Monday, May 24, 2010

Fire, Fire

We bought a grill yesterday. My sister and her husband were coming over for dinner, and so my fiance got it set up while I was out at my writer's critique group.

He was so eager to show it to me as soon as I got out of the car. He asked me to come over and help him move it, then turned one of the knobs and showed me how it lit up, exclaiming "FIRE" in that deep man-voice guys always do.

A half-hour later, we were desperately cleaning the house, and I asked him for the shed key so I could put something away out there. He walked me out and we stood in the backyard for a second talking about something insignificant. Our back fence is just a few trees and some dry brush away from a freeway on/ off ramp, so the sirens we heard pull up and stop behind our house were not unusual or even really noticeable.

What stopped our conversation was the crackling sound I heard from beyond our fence. My fiance saw the smoke, and we both came to the same conclusion at the same time.


When you live in SoCal, you don't mess around with fire.

He ran for the hose and I ran for the pets; it only took me ten minutes to coax one cat out from under the bed. By that time, the alarm had settled from oh-no-not-this-again to oh-hey-those-nice-firefighters-have-almost-put-it-out.

Time flashes in those moments. What do you grab? Can you even find the most important things to take? Life first. Always life first. But beyond life, what?

Suffice to say, this isn't the first time fire has chased me into action, but it is the first time that I didn't have any warning whatsoever. The fiance and I spent a good half-hour after our hearts stopped racing talking over a plan for when--not if, but when-- it happens again; something we hadn't done yet. But the truth is that there is never any guarantee that there will be time to make those choices. There's a different set of priorities if you have three days or three minutes to prepare, and you can never know which it will be.

A couple hours later, we struck up our domesticated fires again and bent them toward cooking dinner, and all was right in the world. It's amazing the difference between control and chaos. One can be a tool, the other adrenaline and change.

This won't be the last brush we have with fire living here, but it is the first time it's so literally struck close to home. And a little PSA: don't be a jerk and throw cigarette butts out of your car window, ESPECIALLY into dry brush. I mean come on. That's just ridiculous.

You never know whose life you might irrevocably change by something so small and thoughtless. If it weren't for the amazing fire department in our city responding before we even knew there was a problem, I don't like to think about how the day would have ended.

What would you take with you if you had three days or three minutes?


  1. I'm glad you guys are ok.

    I've stopped getting panicky when I'm near fire --which is probably a bad thing. The first thing I usually do is make sure my updated manuscripts are saved in my e-mail. And then, you know pack up the dog and the siblings and practical things like food and clothing.

  2. OMG, I'm glad you guys are safe and sound. Fire scares the crap out of me, and I don't live in SoCal!

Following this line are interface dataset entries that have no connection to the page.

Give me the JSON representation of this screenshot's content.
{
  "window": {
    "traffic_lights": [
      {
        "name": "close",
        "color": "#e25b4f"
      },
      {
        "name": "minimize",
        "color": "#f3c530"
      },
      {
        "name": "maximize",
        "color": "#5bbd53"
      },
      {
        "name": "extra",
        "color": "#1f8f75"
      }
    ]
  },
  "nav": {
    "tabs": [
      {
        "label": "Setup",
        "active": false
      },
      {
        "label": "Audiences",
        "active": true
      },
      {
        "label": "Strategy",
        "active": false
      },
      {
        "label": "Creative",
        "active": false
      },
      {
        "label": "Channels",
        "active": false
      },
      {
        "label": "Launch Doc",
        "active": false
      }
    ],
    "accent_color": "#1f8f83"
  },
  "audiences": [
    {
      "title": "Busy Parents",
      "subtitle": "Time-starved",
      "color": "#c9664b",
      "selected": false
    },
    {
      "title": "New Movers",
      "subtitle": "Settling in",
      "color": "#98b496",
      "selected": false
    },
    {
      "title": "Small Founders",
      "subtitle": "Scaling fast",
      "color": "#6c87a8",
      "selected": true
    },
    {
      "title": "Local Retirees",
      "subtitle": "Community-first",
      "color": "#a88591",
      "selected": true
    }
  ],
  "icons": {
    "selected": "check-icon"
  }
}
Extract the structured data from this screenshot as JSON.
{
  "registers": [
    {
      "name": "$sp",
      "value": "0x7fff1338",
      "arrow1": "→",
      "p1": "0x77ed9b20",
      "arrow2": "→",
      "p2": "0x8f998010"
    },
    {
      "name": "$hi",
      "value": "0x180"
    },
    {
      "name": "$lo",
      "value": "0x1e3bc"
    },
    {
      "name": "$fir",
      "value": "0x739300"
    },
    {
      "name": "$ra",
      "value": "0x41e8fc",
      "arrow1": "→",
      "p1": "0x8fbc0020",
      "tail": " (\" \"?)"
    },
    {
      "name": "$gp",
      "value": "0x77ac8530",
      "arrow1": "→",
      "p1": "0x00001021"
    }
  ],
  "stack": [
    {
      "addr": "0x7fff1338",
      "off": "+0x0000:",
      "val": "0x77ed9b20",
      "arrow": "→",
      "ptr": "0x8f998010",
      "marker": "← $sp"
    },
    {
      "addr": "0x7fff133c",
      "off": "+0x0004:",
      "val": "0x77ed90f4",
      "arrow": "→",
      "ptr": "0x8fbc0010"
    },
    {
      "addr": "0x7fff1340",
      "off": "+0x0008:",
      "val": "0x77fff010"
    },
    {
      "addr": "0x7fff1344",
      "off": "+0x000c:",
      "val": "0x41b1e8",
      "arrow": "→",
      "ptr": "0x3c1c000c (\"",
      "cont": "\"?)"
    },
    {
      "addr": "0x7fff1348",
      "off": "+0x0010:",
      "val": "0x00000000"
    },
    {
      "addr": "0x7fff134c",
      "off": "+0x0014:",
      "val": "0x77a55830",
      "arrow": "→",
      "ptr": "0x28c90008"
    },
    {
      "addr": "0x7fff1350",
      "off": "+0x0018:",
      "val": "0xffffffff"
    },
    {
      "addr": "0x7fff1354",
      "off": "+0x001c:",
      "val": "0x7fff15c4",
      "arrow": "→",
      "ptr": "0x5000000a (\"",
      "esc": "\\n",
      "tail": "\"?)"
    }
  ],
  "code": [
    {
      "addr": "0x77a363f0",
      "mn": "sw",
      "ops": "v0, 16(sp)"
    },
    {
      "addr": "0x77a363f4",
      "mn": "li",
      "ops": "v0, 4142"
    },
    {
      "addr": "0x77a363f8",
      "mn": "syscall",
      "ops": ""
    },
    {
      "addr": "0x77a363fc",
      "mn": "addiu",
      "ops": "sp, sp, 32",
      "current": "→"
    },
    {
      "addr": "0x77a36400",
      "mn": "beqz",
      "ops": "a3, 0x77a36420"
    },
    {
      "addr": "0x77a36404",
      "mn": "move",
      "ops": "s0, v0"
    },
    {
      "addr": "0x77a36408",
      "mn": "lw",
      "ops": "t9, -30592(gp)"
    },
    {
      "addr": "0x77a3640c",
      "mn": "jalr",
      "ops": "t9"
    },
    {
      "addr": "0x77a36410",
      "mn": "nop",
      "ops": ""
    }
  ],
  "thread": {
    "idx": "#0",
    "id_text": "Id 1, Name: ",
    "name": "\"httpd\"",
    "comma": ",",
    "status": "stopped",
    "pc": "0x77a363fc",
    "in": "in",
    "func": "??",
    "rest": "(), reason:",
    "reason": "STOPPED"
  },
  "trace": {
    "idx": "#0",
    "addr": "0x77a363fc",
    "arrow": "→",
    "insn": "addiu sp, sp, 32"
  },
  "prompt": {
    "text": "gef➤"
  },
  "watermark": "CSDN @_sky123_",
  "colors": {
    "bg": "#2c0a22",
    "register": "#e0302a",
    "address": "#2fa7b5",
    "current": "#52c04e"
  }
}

  3. I'm so glad you are all okay! That's a tough question there at the end. I honestly don't know what I would take.

  4. Thank Jebus you guys are fine (Yes I have done that FIRE voice before, btw).

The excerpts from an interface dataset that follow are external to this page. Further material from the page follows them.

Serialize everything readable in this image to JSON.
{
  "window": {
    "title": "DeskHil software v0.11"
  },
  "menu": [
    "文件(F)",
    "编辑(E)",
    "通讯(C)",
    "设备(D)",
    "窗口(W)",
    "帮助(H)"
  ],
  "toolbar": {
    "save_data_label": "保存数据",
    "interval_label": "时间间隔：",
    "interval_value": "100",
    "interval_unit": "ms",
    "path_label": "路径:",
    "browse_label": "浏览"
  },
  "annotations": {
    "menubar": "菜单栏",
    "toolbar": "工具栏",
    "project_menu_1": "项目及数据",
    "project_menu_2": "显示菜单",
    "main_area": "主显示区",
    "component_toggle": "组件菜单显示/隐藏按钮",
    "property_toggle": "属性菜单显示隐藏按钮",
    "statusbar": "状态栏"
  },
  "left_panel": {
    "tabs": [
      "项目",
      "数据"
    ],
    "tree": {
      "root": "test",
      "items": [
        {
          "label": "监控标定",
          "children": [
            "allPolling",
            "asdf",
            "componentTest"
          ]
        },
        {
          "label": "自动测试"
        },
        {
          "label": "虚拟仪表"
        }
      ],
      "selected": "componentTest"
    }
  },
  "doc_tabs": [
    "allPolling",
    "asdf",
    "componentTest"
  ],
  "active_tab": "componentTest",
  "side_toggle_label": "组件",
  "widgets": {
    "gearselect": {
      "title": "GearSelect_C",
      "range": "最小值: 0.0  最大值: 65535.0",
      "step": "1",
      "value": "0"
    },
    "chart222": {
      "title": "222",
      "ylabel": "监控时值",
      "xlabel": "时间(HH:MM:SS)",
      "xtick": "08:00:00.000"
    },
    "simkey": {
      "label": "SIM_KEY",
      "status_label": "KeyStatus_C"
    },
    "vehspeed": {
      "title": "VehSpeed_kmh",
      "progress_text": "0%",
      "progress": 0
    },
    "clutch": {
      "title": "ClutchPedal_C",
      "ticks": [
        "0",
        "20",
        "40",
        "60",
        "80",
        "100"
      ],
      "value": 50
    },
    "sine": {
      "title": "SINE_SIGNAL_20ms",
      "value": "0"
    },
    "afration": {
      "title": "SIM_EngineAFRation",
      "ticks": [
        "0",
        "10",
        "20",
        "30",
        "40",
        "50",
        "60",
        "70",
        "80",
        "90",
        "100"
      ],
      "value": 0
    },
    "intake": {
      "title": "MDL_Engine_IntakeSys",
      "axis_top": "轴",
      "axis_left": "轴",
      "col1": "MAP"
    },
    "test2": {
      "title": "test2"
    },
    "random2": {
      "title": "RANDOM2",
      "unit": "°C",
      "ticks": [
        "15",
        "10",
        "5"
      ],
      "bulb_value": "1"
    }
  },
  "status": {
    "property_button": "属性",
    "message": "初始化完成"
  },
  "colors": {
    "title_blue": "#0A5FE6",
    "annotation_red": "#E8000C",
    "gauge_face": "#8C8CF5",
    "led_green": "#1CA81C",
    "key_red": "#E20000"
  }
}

    You'd think that someone who lives in SoCal would be smart enough to think about that before they huck their ciggy out the window. People like that annoy the heck out of me.

  5. Thank you everyone for your well wishes.

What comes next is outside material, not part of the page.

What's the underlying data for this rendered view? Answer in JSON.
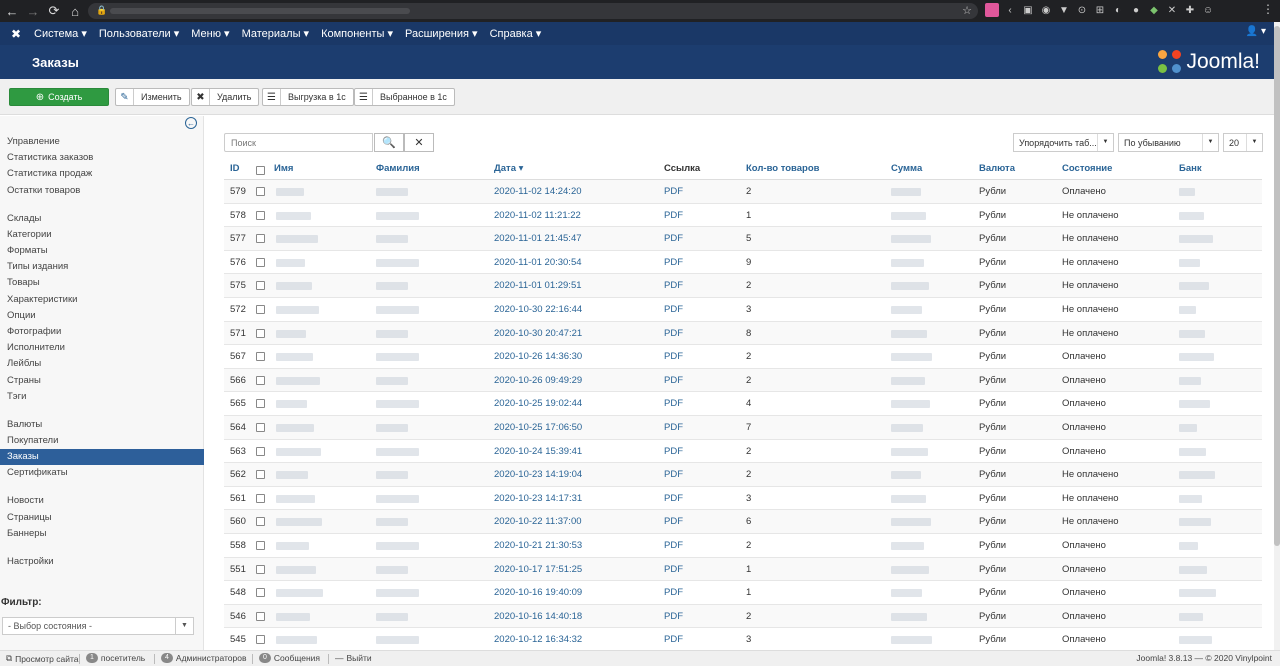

    Taryn-- Yeah, it depends on the fire, haha. This one was twenty feet from our back fence, so I was pretty freaked.

    Lydia-- Me too, and it's a fact of life here. Ugh.

    Susan-- A lot of people don't, but I think it's an important conversation to have, even if just with yourself. Planning can make a huge difference.

    Matt-- I am ticked, to put it lightly. If I could track the person down and put them in jail for their idiocy, I would, but alas, hundreds of cars use that ramp every day. The scary thing is that there are some fires that have started from people doing stuff like that on purpose.

  6. I'm glad you're both okay! Fire is very scary- so long as I had my daughter and husband I'd be fine. I'd like to grab our scrapbooks too.

  7. That's crazy... glad to hear it turned out relatively alright, minus the sanity torture.

  8. Wow. My heart was in my throat reading this. We have friends in California and it is scary stuff living there when the forest fires hit. I'm glad you are okay. This is a post that really makes you think about what to do in this situation, and how little prepared we are in actuality for it to happen.

    Angela@ The Bookshelf Muse

  9. Stephanie-- yep, my animals are pretty much our kids, so we grab them first. Everything else is secondary.

    Bane-- It was definitely a trying experience; I think the only reason I wasn't more unsettled is because I have experienced it before. Not quite to close to my house, but yeah.

    Angela-- It seems like we get a lot to deal with out here, but I'm sure it's like that everywhere. I often wonder if the weather is *really* worth earthquakes and fires...

    If there's one lesson I take from it, it's that you never know when a quiet (or frantic) day will be interrupted by something so unexpected. And that's why it's important to prepare at least in thought.

  10. How scary! I'm so glad you were able to put it out. If I had three seconds/minutes I would round up my kids. No doubt about it. :-)